Bioactive agents of the invention can be incorporated onto or into the stereocomplexes. They can be coupled to the stereocomplexes by ionic, hydrogen or other types of bond formation, including covalent bond formation. The bioactive agent can be incorporated into the stereocomplexes when the polymers are mixed together in solution or melted, so that the molecules are entrapped within the polymer complex as it precipitates or cools. They can also be physically mixed with the stereocomplexes as they are coated onto a device. Alternatively, the bioactive agents can be coupled to the stereocomplexes after formation of the complexes.

Methods of disposing a stereocomplex coating of the invention over the device and/or over other coating layers include, without limitation, dip-coating, spray coating (including electrospray coating), powder coating, using an ink jet and other techniques known to those skilled in the art.

Another aspect of the present invention relates to a method for increasing the stability of an implantable medical device coating that involves providing a device body and disposing a coating comprising a stereocomplex of poly(D-lactic acid) and poly(L-lactic acid) over the device body. The device body can be a stent.

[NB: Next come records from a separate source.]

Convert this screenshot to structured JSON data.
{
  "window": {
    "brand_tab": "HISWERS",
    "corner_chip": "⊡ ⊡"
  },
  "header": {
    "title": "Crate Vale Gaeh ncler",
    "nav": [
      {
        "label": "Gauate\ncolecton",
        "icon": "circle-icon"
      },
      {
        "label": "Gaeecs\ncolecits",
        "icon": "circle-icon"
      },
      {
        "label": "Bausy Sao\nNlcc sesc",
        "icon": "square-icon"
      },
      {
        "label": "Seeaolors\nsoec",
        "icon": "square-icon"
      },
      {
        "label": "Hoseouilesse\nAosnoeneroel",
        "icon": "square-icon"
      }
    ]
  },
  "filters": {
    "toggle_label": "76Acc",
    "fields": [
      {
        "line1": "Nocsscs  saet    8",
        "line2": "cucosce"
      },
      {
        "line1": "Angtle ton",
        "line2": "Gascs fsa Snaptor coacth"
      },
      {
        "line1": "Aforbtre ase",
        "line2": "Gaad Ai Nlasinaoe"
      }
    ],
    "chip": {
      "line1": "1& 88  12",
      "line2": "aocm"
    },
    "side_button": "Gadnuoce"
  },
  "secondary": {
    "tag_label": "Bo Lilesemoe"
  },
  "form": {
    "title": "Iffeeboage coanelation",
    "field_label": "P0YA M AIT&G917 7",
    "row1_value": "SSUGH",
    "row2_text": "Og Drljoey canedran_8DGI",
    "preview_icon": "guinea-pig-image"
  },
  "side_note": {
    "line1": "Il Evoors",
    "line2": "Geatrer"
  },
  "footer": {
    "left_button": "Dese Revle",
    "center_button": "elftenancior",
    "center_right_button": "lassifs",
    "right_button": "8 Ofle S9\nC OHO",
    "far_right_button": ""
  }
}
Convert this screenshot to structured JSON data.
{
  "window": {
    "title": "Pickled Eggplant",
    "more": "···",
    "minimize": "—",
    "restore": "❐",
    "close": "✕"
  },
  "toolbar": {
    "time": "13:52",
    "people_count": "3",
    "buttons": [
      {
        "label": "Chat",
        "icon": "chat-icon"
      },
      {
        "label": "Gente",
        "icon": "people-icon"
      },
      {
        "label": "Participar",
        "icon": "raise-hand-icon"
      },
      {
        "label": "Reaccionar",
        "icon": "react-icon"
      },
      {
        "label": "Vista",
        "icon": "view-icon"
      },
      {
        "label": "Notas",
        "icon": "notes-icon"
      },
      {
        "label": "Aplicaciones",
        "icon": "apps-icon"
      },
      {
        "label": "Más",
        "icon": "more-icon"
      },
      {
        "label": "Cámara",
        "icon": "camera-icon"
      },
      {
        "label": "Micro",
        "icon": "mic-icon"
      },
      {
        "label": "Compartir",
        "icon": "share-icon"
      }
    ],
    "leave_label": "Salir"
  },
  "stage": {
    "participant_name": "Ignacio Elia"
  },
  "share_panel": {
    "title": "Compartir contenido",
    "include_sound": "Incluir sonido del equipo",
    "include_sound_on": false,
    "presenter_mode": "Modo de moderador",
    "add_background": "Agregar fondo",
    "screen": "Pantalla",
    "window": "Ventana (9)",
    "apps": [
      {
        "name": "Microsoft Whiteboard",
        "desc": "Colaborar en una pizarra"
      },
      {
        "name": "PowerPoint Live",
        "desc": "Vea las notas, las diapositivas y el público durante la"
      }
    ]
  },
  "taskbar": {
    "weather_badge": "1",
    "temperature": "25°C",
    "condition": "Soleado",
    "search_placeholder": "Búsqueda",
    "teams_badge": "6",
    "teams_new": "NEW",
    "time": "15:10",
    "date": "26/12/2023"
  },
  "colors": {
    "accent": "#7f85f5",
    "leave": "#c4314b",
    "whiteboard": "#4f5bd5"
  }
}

In various aspects, the coating can form a primer layer disposed over the device body.

In various aspects, the coating can form a reservoir layer disposed over the device body.

In various aspects, the coating can form a top-coat layer disposed over a reservoir layer. In this aspect, the reservoir layer can be formed from the coating.

While particular embodiments of the present invention have been shown and described, it will be obvious to those skilled in the art that changes and modifications can be made without departing from this invention in its broader aspects. Therefore, the claims are to encompass within their scope all such changes and modifications as fall within the true sprit and scope of this invention.